• Records supplied:
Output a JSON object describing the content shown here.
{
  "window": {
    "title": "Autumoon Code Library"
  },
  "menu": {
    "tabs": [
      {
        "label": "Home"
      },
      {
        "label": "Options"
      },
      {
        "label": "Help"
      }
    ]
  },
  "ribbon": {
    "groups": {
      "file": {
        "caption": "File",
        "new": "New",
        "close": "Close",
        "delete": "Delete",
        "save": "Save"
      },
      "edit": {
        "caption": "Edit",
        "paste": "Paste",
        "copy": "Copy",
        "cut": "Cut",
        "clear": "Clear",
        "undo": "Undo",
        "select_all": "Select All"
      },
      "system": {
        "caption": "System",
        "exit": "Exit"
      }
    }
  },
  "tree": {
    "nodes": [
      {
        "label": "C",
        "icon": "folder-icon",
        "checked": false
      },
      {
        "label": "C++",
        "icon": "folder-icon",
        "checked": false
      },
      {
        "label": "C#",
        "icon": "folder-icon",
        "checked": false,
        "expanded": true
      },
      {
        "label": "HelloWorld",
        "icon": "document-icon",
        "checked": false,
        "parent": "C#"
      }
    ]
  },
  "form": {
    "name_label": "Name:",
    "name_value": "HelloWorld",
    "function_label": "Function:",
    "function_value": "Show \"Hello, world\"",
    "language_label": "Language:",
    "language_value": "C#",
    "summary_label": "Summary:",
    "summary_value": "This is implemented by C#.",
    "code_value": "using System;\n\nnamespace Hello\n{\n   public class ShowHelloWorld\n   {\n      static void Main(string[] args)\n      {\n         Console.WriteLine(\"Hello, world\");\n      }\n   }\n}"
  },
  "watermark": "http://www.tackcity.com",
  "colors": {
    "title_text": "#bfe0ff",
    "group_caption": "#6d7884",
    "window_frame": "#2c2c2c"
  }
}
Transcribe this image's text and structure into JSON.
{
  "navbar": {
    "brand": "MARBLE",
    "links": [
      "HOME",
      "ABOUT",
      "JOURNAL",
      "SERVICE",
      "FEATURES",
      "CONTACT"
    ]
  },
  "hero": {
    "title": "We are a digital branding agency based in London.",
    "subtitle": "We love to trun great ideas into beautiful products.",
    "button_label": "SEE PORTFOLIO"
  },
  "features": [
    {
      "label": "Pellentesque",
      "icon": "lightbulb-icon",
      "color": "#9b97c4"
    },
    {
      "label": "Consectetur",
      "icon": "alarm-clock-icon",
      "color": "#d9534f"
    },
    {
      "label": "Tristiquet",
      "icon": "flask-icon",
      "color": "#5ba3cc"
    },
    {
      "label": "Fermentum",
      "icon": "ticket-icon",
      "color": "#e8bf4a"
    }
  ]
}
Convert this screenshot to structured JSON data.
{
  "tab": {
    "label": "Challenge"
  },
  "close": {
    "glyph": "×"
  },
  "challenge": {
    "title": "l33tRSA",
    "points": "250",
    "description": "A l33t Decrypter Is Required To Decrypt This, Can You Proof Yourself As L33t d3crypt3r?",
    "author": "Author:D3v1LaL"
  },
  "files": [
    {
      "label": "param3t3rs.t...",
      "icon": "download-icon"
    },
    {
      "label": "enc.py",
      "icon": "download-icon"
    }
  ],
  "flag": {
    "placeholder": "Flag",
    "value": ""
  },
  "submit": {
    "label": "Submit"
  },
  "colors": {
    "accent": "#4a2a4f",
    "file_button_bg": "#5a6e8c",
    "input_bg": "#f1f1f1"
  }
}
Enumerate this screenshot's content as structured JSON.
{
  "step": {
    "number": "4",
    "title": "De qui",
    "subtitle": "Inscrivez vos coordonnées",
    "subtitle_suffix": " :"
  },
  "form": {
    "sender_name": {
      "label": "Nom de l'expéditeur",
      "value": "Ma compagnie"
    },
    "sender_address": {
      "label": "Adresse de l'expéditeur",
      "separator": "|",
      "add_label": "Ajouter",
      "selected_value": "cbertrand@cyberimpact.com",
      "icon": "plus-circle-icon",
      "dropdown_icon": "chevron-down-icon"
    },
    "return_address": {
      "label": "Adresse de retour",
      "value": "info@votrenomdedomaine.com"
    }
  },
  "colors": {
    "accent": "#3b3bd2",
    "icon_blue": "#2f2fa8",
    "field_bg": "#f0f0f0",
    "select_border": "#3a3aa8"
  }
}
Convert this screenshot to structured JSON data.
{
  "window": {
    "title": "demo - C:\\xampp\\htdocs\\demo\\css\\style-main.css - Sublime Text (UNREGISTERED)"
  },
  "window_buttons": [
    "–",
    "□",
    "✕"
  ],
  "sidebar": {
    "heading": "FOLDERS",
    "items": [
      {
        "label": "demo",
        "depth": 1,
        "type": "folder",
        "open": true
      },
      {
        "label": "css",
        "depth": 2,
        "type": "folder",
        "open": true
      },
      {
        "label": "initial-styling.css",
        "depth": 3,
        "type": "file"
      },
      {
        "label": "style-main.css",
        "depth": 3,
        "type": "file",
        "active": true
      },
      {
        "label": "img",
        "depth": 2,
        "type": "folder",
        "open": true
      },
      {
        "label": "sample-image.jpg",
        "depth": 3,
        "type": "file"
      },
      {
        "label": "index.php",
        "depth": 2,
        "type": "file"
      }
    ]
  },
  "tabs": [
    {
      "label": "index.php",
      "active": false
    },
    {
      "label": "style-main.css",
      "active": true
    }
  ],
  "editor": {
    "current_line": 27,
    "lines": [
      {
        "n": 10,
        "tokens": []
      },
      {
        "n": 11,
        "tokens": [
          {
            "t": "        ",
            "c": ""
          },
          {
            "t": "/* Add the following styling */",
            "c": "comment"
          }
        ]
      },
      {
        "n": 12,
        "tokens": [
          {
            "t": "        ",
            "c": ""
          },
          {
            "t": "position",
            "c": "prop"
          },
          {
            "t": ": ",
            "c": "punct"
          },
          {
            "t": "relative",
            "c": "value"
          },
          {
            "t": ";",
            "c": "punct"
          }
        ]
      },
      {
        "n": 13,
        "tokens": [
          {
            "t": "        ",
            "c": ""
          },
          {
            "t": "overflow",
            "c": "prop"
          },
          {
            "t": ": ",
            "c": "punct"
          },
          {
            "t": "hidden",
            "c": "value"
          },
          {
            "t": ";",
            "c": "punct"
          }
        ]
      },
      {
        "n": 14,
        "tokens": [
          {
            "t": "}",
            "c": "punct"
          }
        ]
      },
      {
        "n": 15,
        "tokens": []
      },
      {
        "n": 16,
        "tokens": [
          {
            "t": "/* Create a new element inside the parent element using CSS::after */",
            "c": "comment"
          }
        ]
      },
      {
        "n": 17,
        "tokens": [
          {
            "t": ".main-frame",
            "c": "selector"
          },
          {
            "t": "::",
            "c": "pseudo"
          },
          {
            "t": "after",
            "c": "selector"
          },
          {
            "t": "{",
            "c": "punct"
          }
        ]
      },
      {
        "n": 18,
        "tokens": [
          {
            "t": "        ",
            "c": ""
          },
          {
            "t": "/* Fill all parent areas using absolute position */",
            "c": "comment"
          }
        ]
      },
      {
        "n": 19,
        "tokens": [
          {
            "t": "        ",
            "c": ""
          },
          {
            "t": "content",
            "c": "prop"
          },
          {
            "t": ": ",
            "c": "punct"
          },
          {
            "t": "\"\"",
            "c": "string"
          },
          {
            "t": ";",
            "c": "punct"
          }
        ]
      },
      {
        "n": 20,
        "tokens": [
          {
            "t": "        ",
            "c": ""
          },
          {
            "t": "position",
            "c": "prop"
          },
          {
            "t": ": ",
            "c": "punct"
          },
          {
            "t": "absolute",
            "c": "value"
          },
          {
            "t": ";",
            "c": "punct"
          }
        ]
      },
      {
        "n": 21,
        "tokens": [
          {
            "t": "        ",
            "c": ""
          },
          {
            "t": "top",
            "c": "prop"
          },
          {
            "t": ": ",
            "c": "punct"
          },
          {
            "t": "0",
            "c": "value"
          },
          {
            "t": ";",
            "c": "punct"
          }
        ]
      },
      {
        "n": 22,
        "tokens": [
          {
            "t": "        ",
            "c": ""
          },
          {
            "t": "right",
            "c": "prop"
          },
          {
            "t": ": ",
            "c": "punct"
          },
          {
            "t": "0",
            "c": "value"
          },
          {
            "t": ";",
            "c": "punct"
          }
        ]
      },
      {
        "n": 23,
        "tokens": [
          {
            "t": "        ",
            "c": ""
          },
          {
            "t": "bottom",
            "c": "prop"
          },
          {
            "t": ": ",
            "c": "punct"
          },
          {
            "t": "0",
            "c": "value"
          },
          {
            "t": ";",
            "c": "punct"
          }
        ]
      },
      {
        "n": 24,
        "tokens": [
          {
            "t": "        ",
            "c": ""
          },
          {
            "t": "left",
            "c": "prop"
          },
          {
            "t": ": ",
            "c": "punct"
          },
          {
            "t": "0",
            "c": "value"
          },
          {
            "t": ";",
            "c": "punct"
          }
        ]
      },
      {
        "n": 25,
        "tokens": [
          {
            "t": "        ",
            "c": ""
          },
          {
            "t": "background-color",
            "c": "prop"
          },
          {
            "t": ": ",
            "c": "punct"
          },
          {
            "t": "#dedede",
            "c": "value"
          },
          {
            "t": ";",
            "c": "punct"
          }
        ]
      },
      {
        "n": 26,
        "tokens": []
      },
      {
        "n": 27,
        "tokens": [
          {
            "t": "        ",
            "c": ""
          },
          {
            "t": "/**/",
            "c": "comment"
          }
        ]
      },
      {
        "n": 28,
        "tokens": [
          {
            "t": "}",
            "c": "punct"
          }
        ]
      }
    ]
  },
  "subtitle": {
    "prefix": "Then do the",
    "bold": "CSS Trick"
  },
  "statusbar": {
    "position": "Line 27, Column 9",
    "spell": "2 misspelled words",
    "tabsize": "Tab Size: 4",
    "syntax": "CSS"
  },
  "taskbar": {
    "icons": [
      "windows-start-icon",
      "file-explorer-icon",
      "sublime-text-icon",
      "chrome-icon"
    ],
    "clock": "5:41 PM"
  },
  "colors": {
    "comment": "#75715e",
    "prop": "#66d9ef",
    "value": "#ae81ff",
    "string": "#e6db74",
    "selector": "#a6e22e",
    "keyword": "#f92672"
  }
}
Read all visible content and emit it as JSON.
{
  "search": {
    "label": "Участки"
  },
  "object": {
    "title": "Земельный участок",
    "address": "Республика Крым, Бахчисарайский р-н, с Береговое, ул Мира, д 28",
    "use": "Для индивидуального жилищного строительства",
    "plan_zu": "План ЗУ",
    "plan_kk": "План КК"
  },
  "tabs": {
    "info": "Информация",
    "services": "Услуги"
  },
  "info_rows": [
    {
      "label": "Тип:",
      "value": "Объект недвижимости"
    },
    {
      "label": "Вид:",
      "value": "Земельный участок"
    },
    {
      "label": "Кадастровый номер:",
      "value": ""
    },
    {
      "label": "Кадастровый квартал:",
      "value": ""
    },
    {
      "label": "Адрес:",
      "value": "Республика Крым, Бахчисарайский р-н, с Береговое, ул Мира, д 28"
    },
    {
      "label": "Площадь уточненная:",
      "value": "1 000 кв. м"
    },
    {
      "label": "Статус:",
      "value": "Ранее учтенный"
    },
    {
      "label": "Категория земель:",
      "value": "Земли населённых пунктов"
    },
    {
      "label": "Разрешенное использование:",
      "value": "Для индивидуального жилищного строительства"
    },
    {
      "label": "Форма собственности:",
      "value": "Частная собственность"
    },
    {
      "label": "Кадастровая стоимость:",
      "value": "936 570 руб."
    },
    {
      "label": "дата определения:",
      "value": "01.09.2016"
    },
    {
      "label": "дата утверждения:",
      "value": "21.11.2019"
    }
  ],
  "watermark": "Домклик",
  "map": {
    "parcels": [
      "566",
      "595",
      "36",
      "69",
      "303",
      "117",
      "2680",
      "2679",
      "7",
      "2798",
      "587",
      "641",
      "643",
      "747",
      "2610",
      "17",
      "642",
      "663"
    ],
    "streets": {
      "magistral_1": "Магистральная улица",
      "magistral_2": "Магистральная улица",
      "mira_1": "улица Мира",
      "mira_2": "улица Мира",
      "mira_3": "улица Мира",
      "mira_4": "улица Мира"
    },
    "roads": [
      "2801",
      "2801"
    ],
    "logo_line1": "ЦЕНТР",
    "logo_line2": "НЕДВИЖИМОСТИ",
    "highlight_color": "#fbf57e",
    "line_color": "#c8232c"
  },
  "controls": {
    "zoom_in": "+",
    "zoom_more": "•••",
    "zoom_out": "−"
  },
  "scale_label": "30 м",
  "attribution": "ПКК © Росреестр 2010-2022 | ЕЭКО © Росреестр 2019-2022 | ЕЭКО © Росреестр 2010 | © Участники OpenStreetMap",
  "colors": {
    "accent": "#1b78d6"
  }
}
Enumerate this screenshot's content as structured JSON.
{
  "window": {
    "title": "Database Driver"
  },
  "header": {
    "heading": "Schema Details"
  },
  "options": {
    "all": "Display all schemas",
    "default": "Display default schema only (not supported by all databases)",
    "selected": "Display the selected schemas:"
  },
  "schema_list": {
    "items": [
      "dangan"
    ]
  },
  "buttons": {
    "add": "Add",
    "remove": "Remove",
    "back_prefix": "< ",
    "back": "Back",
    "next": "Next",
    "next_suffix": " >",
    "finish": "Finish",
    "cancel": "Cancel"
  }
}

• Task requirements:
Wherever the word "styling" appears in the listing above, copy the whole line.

• Result:
        "label": "initial-styling.css",
            "t": "/* Add the following styling */",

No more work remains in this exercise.